In the start of the first decade of the millennium, television networks across the country were mining once popular properties to transform in to television series. TNT sought out “Salem’s Lot” for a series and failed. NBC sought out “Carrie” for a new series and it never blossomed in to anything, and the Scifi Channel in America provided an unofficial sequel to Drew Barrymore’s film “Firestarter” which was basically a two and a half hour television mini-series that they presumed would become a television series. And it never progressed. Which is a shame, because while “Firestarter 2” is no masterpiece much like the first, it had potential to be cult fodder, what with storylines it props up, villains it introduces and the like. I fondly remember seeing “Rekindled” when it originally appeared on television and I found it to be fairly entertaining. Nine years later, it’s still rather entertaining.
Filling in for Drew Barrymore is the steamy and sexy Marguerite Moreau, a woman capable of conveying sultry sexuality and innocence simultaneously. To prevent confusion, the poorly set up prologue indicates a different continuity, in spite of the fact that this is technically a sequel. In spite of that it’s best not to question certain moments where they strive for continuity, and almost get it right. This time around Charlie is on the run after being chased around the country by the government and is able to restart her life incognito. That is until the project that harbored beings of her ilk (which we saw briefly in the first film) are tracking them down to pay them back with massive checks. This is merely a cover for a mass assassination being perpetrated to keep them quiet once John returns once again to re-open the project.
With detective Storza oblivious to the plot and tracking down Charlie, fate comes crashing down her door. This time around writer Eisner expands on the government program and their intentions and adds an entertaining if slightly gimmicky twist by exploring more individuals with powers equaling Charlie’s own. Their introduction is well written with each new nemesis offering their own distinct personality and super power that allows them to not only battle Charlie, but be established for future episodes, should this mini-series blossom in to a series. Dennis Hopper has a downbeat supporting performance (and presumably a supporting role in the series) as Charlie’s cohort and psychic guide, while Malcolm McDowell is menacing as the villainous John. Writer Eisner remains fairly true to the mold of Charlie, depicting her as a woman starved for love struggling to keep her balance between good and evil in the face of her unlimited power.
Unlike the kids in the program she faces, she is still battling with both moral shades, and this culminates in to an inevitable showdown that’s both very exciting and works to establish that Charlie has garnered a firm grasp on her abilities since we last saw her. “Rekindled” is a decent genre offering and one that has sadly faded in to obscurity, but if you’re a fan of the original film, this deserves at least one go around.
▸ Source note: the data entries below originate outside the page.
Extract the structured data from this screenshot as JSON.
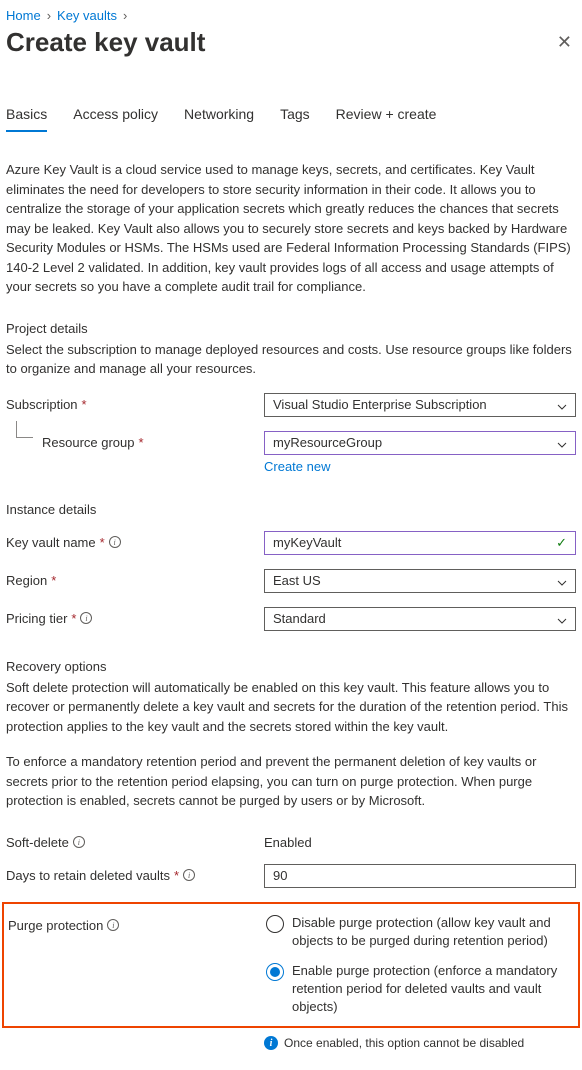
{
  "breadcrumbs": {
    "home": "Home",
    "kv": "Key vaults"
  },
  "header": {
    "title": "Create key vault"
  },
  "tabs": {
    "basics": "Basics",
    "access": "Access policy",
    "networking": "Networking",
    "tags": "Tags",
    "review": "Review + create"
  },
  "intro": "Azure Key Vault is a cloud service used to manage keys, secrets, and certificates. Key Vault eliminates the need for developers to store security information in their code. It allows you to centralize the storage of your application secrets which greatly reduces the chances that secrets may be leaked. Key Vault also allows you to securely store secrets and keys backed by Hardware Security Modules or HSMs. The HSMs used are Federal Information Processing Standards (FIPS) 140-2 Level 2 validated. In addition, key vault provides logs of all access and usage attempts of your secrets so you have a complete audit trail for compliance.",
  "project": {
    "title": "Project details",
    "desc": "Select the subscription to manage deployed resources and costs. Use resource groups like folders to organize and manage all your resources.",
    "subscription_label": "Subscription",
    "subscription_value": "Visual Studio Enterprise Subscription",
    "rg_label": "Resource group",
    "rg_value": "myResourceGroup",
    "create_new": "Create new"
  },
  "instance": {
    "title": "Instance details",
    "name_label": "Key vault name",
    "name_value": "myKeyVault",
    "region_label": "Region",
    "region_value": "East US",
    "tier_label": "Pricing tier",
    "tier_value": "Standard"
  },
  "recovery": {
    "title": "Recovery options",
    "desc1": "Soft delete protection will automatically be enabled on this key vault. This feature allows you to recover or permanently delete a key vault and secrets for the duration of the retention period. This protection applies to the key vault and the secrets stored within the key vault.",
    "desc2": "To enforce a mandatory retention period and prevent the permanent deletion of key vaults or secrets prior to the retention period elapsing, you can turn on purge protection. When purge protection is enabled, secrets cannot be purged by users or by Microsoft.",
    "soft_label": "Soft-delete",
    "soft_value": "Enabled",
    "days_label": "Days to retain deleted vaults",
    "days_value": "90",
    "purge_label": "Purge protection",
    "purge_opt1": "Disable purge protection (allow key vault and objects to be purged during retention period)",
    "purge_opt2": "Enable purge protection (enforce a mandatory retention period for deleted vaults and vault objects)",
    "note": "Once enabled, this option cannot be disabled"
  }
}
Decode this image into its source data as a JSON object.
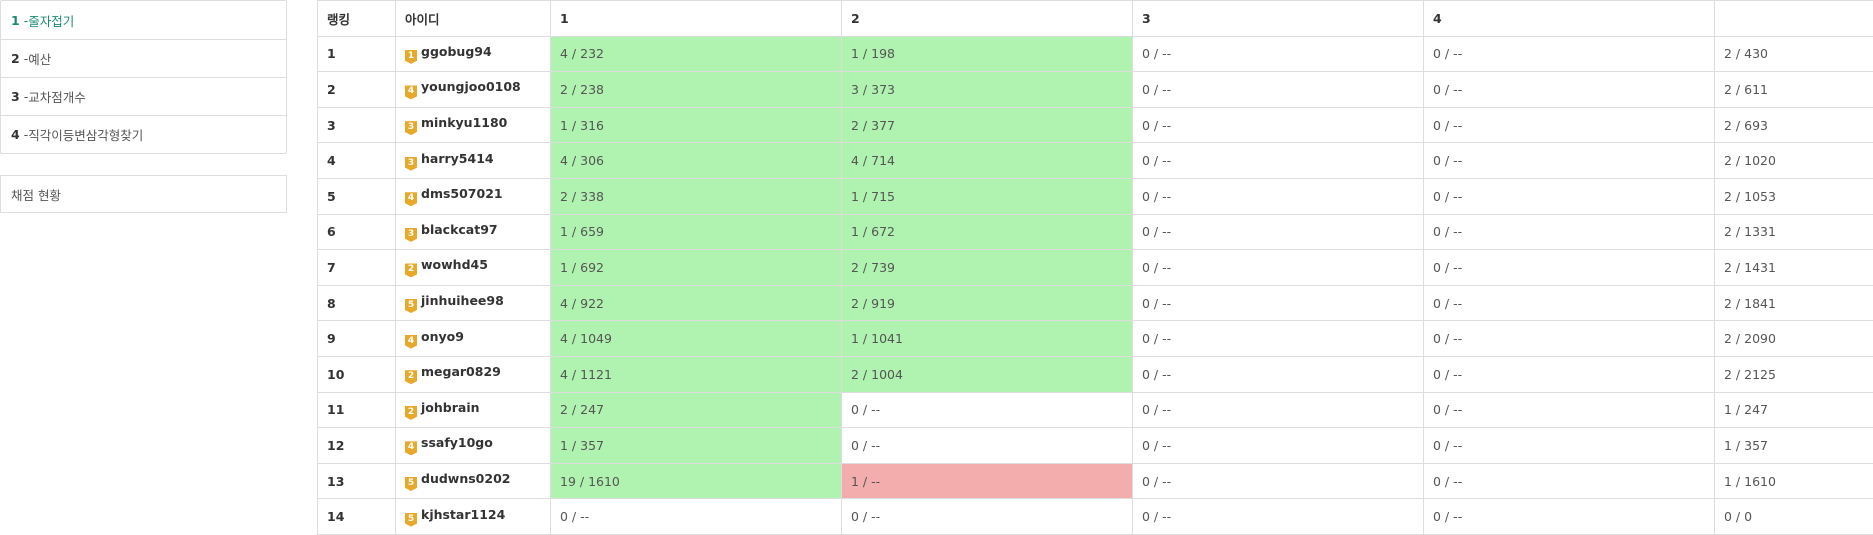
{
  "sidebar": {
    "problems": [
      {
        "num": "1",
        "title": "줄자접기",
        "active": true
      },
      {
        "num": "2",
        "title": "예산",
        "active": false
      },
      {
        "num": "3",
        "title": "교차점개수",
        "active": false
      },
      {
        "num": "4",
        "title": "직각이등변삼각형찾기",
        "active": false
      }
    ],
    "status_label": "채점 현황"
  },
  "table": {
    "headers": {
      "rank": "랭킹",
      "id": "아이디",
      "p1": "1",
      "p2": "2",
      "p3": "3",
      "p4": "4",
      "total": ""
    },
    "rows": [
      {
        "rank": "1",
        "tier": "1",
        "user": "ggobug94",
        "p1": "4 / 232",
        "p1_state": "solved",
        "p2": "1 / 198",
        "p2_state": "solved",
        "p3": "0 / --",
        "p3_state": "none",
        "p4": "0 / --",
        "p4_state": "none",
        "total": "2 / 430"
      },
      {
        "rank": "2",
        "tier": "4",
        "user": "youngjoo0108",
        "p1": "2 / 238",
        "p1_state": "solved",
        "p2": "3 / 373",
        "p2_state": "solved",
        "p3": "0 / --",
        "p3_state": "none",
        "p4": "0 / --",
        "p4_state": "none",
        "total": "2 / 611"
      },
      {
        "rank": "3",
        "tier": "3",
        "user": "minkyu1180",
        "p1": "1 / 316",
        "p1_state": "solved",
        "p2": "2 / 377",
        "p2_state": "solved",
        "p3": "0 / --",
        "p3_state": "none",
        "p4": "0 / --",
        "p4_state": "none",
        "total": "2 / 693"
      },
      {
        "rank": "4",
        "tier": "3",
        "user": "harry5414",
        "p1": "4 / 306",
        "p1_state": "solved",
        "p2": "4 / 714",
        "p2_state": "solved",
        "p3": "0 / --",
        "p3_state": "none",
        "p4": "0 / --",
        "p4_state": "none",
        "total": "2 / 1020"
      },
      {
        "rank": "5",
        "tier": "4",
        "user": "dms507021",
        "p1": "2 / 338",
        "p1_state": "solved",
        "p2": "1 / 715",
        "p2_state": "solved",
        "p3": "0 / --",
        "p3_state": "none",
        "p4": "0 / --",
        "p4_state": "none",
        "total": "2 / 1053"
      },
      {
        "rank": "6",
        "tier": "3",
        "user": "blackcat97",
        "p1": "1 / 659",
        "p1_state": "solved",
        "p2": "1 / 672",
        "p2_state": "solved",
        "p3": "0 / --",
        "p3_state": "none",
        "p4": "0 / --",
        "p4_state": "none",
        "total": "2 / 1331"
      },
      {
        "rank": "7",
        "tier": "2",
        "user": "wowhd45",
        "p1": "1 / 692",
        "p1_state": "solved",
        "p2": "2 / 739",
        "p2_state": "solved",
        "p3": "0 / --",
        "p3_state": "none",
        "p4": "0 / --",
        "p4_state": "none",
        "total": "2 / 1431"
      },
      {
        "rank": "8",
        "tier": "5",
        "user": "jinhuihee98",
        "p1": "4 / 922",
        "p1_state": "solved",
        "p2": "2 / 919",
        "p2_state": "solved",
        "p3": "0 / --",
        "p3_state": "none",
        "p4": "0 / --",
        "p4_state": "none",
        "total": "2 / 1841"
      },
      {
        "rank": "9",
        "tier": "4",
        "user": "onyo9",
        "p1": "4 / 1049",
        "p1_state": "solved",
        "p2": "1 / 1041",
        "p2_state": "solved",
        "p3": "0 / --",
        "p3_state": "none",
        "p4": "0 / --",
        "p4_state": "none",
        "total": "2 / 2090"
      },
      {
        "rank": "10",
        "tier": "2",
        "user": "megar0829",
        "p1": "4 / 1121",
        "p1_state": "solved",
        "p2": "2 / 1004",
        "p2_state": "solved",
        "p3": "0 / --",
        "p3_state": "none",
        "p4": "0 / --",
        "p4_state": "none",
        "total": "2 / 2125"
      },
      {
        "rank": "11",
        "tier": "2",
        "user": "johbrain",
        "p1": "2 / 247",
        "p1_state": "solved",
        "p2": "0 / --",
        "p2_state": "none",
        "p3": "0 / --",
        "p3_state": "none",
        "p4": "0 / --",
        "p4_state": "none",
        "total": "1 / 247"
      },
      {
        "rank": "12",
        "tier": "4",
        "user": "ssafy10go",
        "p1": "1 / 357",
        "p1_state": "solved",
        "p2": "0 / --",
        "p2_state": "none",
        "p3": "0 / --",
        "p3_state": "none",
        "p4": "0 / --",
        "p4_state": "none",
        "total": "1 / 357"
      },
      {
        "rank": "13",
        "tier": "5",
        "user": "dudwns0202",
        "p1": "19 / 1610",
        "p1_state": "solved",
        "p2": "1 / --",
        "p2_state": "wrong",
        "p3": "0 / --",
        "p3_state": "none",
        "p4": "0 / --",
        "p4_state": "none",
        "total": "1 / 1610"
      },
      {
        "rank": "14",
        "tier": "5",
        "user": "kjhstar1124",
        "p1": "0 / --",
        "p1_state": "none",
        "p2": "0 / --",
        "p2_state": "none",
        "p3": "0 / --",
        "p3_state": "none",
        "p4": "0 / --",
        "p4_state": "none",
        "total": "0 / 0"
      }
    ]
  },
  "colors": {
    "accent": "#1a8a74",
    "solved": "#b0f2b0",
    "wrong": "#f3adad",
    "tier_badge": "#e8a82a",
    "border": "#dddddd"
  }
}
If only for the insanely sexy Marguerite Moreau. One of the many caveats of the film is the casting of Danny Nucci, who is above and beyond the least likely male protagonist I expected or wanted with this film. For Charlie there needed to be someone more bold and clever with a sheer chemistry with her, and Nucci really doesn’t live up to that expectations. He’s much too soft spoken and humble to act as a worthy foil to Charlie, and brings down a considerably entertaining mini-series.
As for the entire film, it’s much too long in the tooth, indulging in needless exposition and sequences that make no actual sense to the narrative. At over two and a half hours, “Rekindled” could stand to lose twenty minutes of sag, and tighten up the pacing for a sleeker more defined prologue. It’s been nine years since “Rekindled” premiered on television, so there is a great chance we’ll never see a series. But as a glorified pilot, it’s a well made and entertaining unofficial sequel that suffers from the miscasting of Nucci and being a bit too long in the tooth. Marguerite Moreau is a gorgeous replacement for Barrymore, and folks like McDowell and Hopper provide admirable downbeat performances. It may not be a masterpiece, but “Rekindled” is a fun genre film that expands the “Firestarter” lore, and I had a good time.